▶ _Goal of the exercise_
Pictures are to be omitted, and every entry below is to be restated exactly.
Input for this task section start
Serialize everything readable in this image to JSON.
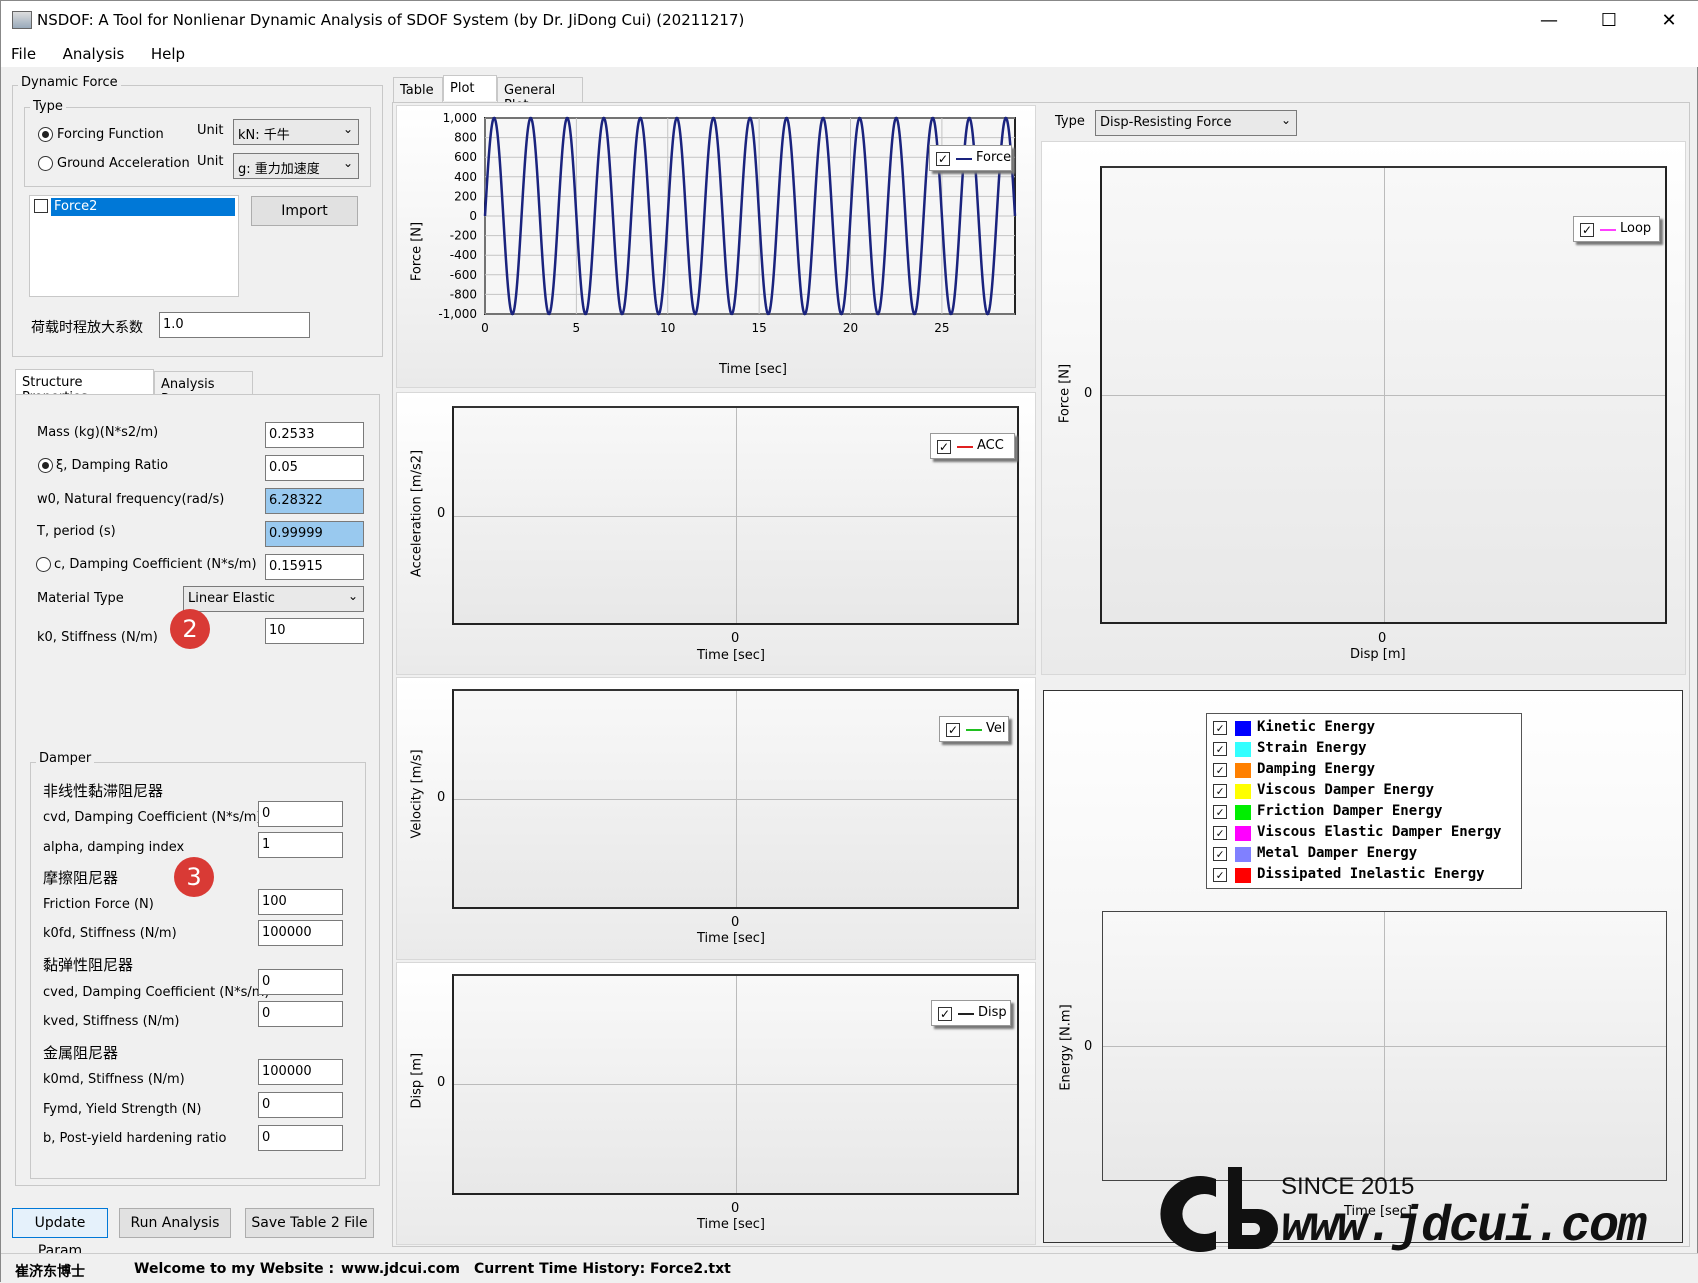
{
  "window": {
    "title": "NSDOF: A Tool for Nonlienar Dynamic Analysis of SDOF System (by Dr. JiDong Cui) (20211217)",
    "minimize": "—",
    "maximize": "☐",
    "close": "✕"
  },
  "menu": [
    "File",
    "Analysis",
    "Help"
  ],
  "dynamic_force": {
    "group_label": "Dynamic Force",
    "type_label": "Type",
    "forcing_function": "Forcing Function",
    "ground_acceleration": "Ground Acceleration",
    "unit_label": "Unit",
    "unit1": "kN: 千牛",
    "unit2": "g: 重力加速度",
    "list_item": "Force2",
    "import_button": "Import",
    "scale_label": "荷载时程放大系数",
    "scale_value": "1.0"
  },
  "left_tabs": [
    "Structure Properties",
    "Analysis Param"
  ],
  "structure": {
    "mass_label": "Mass (kg)(N*s2/m)",
    "mass": "0.2533",
    "damping_ratio_label": "ξ, Damping Ratio",
    "damping_ratio": "0.05",
    "w0_label": "w0, Natural frequency(rad/s)",
    "w0": "6.28322",
    "period_label": "T, period (s)",
    "period": "0.99999",
    "c_label": "c, Damping Coefficient (N*s/m)",
    "c": "0.15915",
    "material_label": "Material Type",
    "material": "Linear Elastic",
    "k0_label": "k0, Stiffness (N/m)",
    "k0": "10"
  },
  "badges": {
    "b2": "2",
    "b3": "3"
  },
  "damper": {
    "group_label": "Damper",
    "nonlinear_title": "非线性黏滞阻尼器",
    "cvd_label": "cvd, Damping Coefficient (N*s/m)",
    "cvd": "0",
    "alpha_label": "alpha, damping index",
    "alpha": "1",
    "friction_title": "摩擦阻尼器",
    "friction_label": "Friction Force (N)",
    "friction": "100",
    "k0fd_label": "k0fd, Stiffness (N/m)",
    "k0fd": "100000",
    "viscoelastic_title": "黏弹性阻尼器",
    "cved_label": "cved, Damping Coefficient (N*s/m)",
    "cved": "0",
    "kved_label": "kved, Stiffness (N/m)",
    "kved": "0",
    "metal_title": "金属阻尼器",
    "k0md_label": "k0md, Stiffness (N/m)",
    "k0md": "100000",
    "fymd_label": "Fymd, Yield Strength (N)",
    "fymd": "0",
    "b_label": "b, Post-yield hardening ratio",
    "b": "0"
  },
  "buttons": {
    "update": "Update Param",
    "run": "Run Analysis",
    "save": "Save Table 2 File"
  },
  "main_tabs": [
    "Table",
    "Plot",
    "General Plot"
  ],
  "force_plot": {
    "ylabel": "Force [N]",
    "xlabel": "Time [sec]",
    "legend": "Force",
    "yticks": [
      "1,000",
      "800",
      "600",
      "400",
      "200",
      "0",
      "-200",
      "-400",
      "-600",
      "-800",
      "-1,000"
    ],
    "xticks": [
      "0",
      "5",
      "10",
      "15",
      "20",
      "25"
    ]
  },
  "acc_plot": {
    "ylabel": "Acceleration [m/s2]",
    "xlabel": "Time [sec]",
    "legend": "ACC",
    "ytick": "0",
    "xtick": "0"
  },
  "vel_plot": {
    "ylabel": "Velocity [m/s]",
    "xlabel": "Time [sec]",
    "legend": "Vel",
    "ytick": "0",
    "xtick": "0"
  },
  "disp_plot": {
    "ylabel": "Disp [m]",
    "xlabel": "Time [sec]",
    "legend": "Disp",
    "ytick": "0",
    "xtick": "0"
  },
  "loop_plot": {
    "type_label": "Type",
    "type_value": "Disp-Resisting Force",
    "ylabel": "Force [N]",
    "xlabel": "Disp [m]",
    "legend": "Loop",
    "ytick": "0",
    "xtick": "0"
  },
  "energy_plot": {
    "ylabel": "Energy [N.m]",
    "xlabel": "Time [sec]",
    "ytick": "0",
    "legend": [
      {
        "label": "Kinetic Energy",
        "color": "#0000ff"
      },
      {
        "label": "Strain Energy",
        "color": "#33ffff"
      },
      {
        "label": "Damping Energy",
        "color": "#ff8000"
      },
      {
        "label": "Viscous Damper Energy",
        "color": "#ffff00"
      },
      {
        "label": "Friction Damper Energy",
        "color": "#00ee00"
      },
      {
        "label": "Viscous Elastic Damper Energy",
        "color": "#ff00ff"
      },
      {
        "label": "Metal Damper Energy",
        "color": "#8080ff"
      },
      {
        "label": "Dissipated Inelastic Energy",
        "color": "#ff0000"
      }
    ]
  },
  "watermark": {
    "since": "SINCE 2015",
    "url": "www.jdcui.com"
  },
  "status": {
    "name": "崔济东博士",
    "welcome": "Welcome to my Website :",
    "site": "www.jdcui.com",
    "current": "Current Time History: Force2.txt"
  },
  "chart_data": {
    "type": "line",
    "title": "",
    "xlabel": "Time [sec]",
    "ylabel": "Force [N]",
    "xlim": [
      0,
      29
    ],
    "ylim": [
      -1000,
      1000
    ],
    "series": [
      {
        "name": "Force",
        "function": "1000*sin(2*pi*t/2)",
        "period": 2,
        "amplitude": 1000
      }
    ],
    "grid": true,
    "legend_position": "top-right"
  }
}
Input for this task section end
▶ _Exercise result_
Serialize everything readable in this image to JSON.
{
  "window": {
    "title": "NSDOF: A Tool for Nonlienar Dynamic Analysis of SDOF System (by Dr. JiDong Cui) (20211217)",
    "minimize": "—",
    "maximize": "☐",
    "close": "✕"
  },
  "menu": [
    "File",
    "Analysis",
    "Help"
  ],
  "dynamic_force": {
    "group_label": "Dynamic Force",
    "type_label": "Type",
    "forcing_function": "Forcing Function",
    "ground_acceleration": "Ground Acceleration",
    "unit_label": "Unit",
    "unit1": "kN: 千牛",
    "unit2": "g: 重力加速度",
    "list_item": "Force2",
    "import_button": "Import",
    "scale_label": "荷载时程放大系数",
    "scale_value": "1.0"
  },
  "left_tabs": [
    "Structure Properties",
    "Analysis Param"
  ],
  "structure": {
    "mass_label": "Mass (kg)(N*s2/m)",
    "mass": "0.2533",
    "damping_ratio_label": "ξ, Damping Ratio",
    "damping_ratio": "0.05",
    "w0_label": "w0, Natural frequency(rad/s)",
    "w0": "6.28322",
    "period_label": "T, period (s)",
    "period": "0.99999",
    "c_label": "c, Damping Coefficient (N*s/m)",
    "c": "0.15915",
    "material_label": "Material Type",
    "material": "Linear Elastic",
    "k0_label": "k0, Stiffness (N/m)",
    "k0": "10"
  },
  "badges": {
    "b2": "2",
    "b3": "3"
  },
  "damper": {
    "group_label": "Damper",
    "nonlinear_title": "非线性黏滞阻尼器",
    "cvd_label": "cvd, Damping Coefficient (N*s/m)",
    "cvd": "0",
    "alpha_label": "alpha, damping index",
    "alpha": "1",
    "friction_title": "摩擦阻尼器",
    "friction_label": "Friction Force (N)",
    "friction": "100",
    "k0fd_label": "k0fd, Stiffness (N/m)",
    "k0fd": "100000",
    "viscoelastic_title": "黏弹性阻尼器",
    "cved_label": "cved, Damping Coefficient (N*s/m)",
    "cved": "0",
    "kved_label": "kved, Stiffness (N/m)",
    "kved": "0",
    "metal_title": "金属阻尼器",
    "k0md_label": "k0md, Stiffness (N/m)",
    "k0md": "100000",
    "fymd_label": "Fymd, Yield Strength (N)",
    "fymd": "0",
    "b_label": "b, Post-yield hardening ratio",
    "b": "0"
  },
  "buttons": {
    "update": "Update Param",
    "run": "Run Analysis",
    "save": "Save Table 2 File"
  },
  "main_tabs": [
    "Table",
    "Plot",
    "General Plot"
  ],
  "force_plot": {
    "ylabel": "Force [N]",
    "xlabel": "Time [sec]",
    "legend": "Force",
    "yticks": [
      "1,000",
      "800",
      "600",
      "400",
      "200",
      "0",
      "-200",
      "-400",
      "-600",
      "-800",
      "-1,000"
    ],
    "xticks": [
      "0",
      "5",
      "10",
      "15",
      "20",
      "25"
    ]
  },
  "acc_plot": {
    "ylabel": "Acceleration [m/s2]",
    "xlabel": "Time [sec]",
    "legend": "ACC",
    "ytick": "0",
    "xtick": "0"
  },
  "vel_plot": {
    "ylabel": "Velocity [m/s]",
    "xlabel": "Time [sec]",
    "legend": "Vel",
    "ytick": "0",
    "xtick": "0"
  },
  "disp_plot": {
    "ylabel": "Disp [m]",
    "xlabel": "Time [sec]",
    "legend": "Disp",
    "ytick": "0",
    "xtick": "0"
  },
  "loop_plot": {
    "type_label": "Type",
    "type_value": "Disp-Resisting Force",
    "ylabel": "Force [N]",
    "xlabel": "Disp [m]",
    "legend": "Loop",
    "ytick": "0",
    "xtick": "0"
  },
  "energy_plot": {
    "ylabel": "Energy [N.m]",
    "xlabel": "Time [sec]",
    "ytick": "0",
    "legend": [
      {
        "label": "Kinetic Energy",
        "color": "#0000ff"
      },
      {
        "label": "Strain Energy",
        "color": "#33ffff"
      },
      {
        "label": "Damping Energy",
        "color": "#ff8000"
      },
      {
        "label": "Viscous Damper Energy",
        "color": "#ffff00"
      },
      {
        "label": "Friction Damper Energy",
        "color": "#00ee00"
      },
      {
        "label": "Viscous Elastic Damper Energy",
        "color": "#ff00ff"
      },
      {
        "label": "Metal Damper Energy",
        "color": "#8080ff"
      },
      {
        "label": "Dissipated Inelastic Energy",
        "color": "#ff0000"
      }
    ]
  },
  "watermark": {
    "since": "SINCE 2015",
    "url": "www.jdcui.com"
  },
  "status": {
    "name": "崔济东博士",
    "welcome": "Welcome to my Website :",
    "site": "www.jdcui.com",
    "current": "Current Time History: Force2.txt"
  },
  "chart_data": {
    "type": "line",
    "title": "",
    "xlabel": "Time [sec]",
    "ylabel": "Force [N]",
    "xlim": [
      0,
      29
    ],
    "ylim": [
      -1000,
      1000
    ],
    "series": [
      {
        "name": "Force",
        "function": "1000*sin(2*pi*t/2)",
        "period": 2,
        "amplitude": 1000
      }
    ],
    "grid": true,
    "legend_position": "top-right"
  }
}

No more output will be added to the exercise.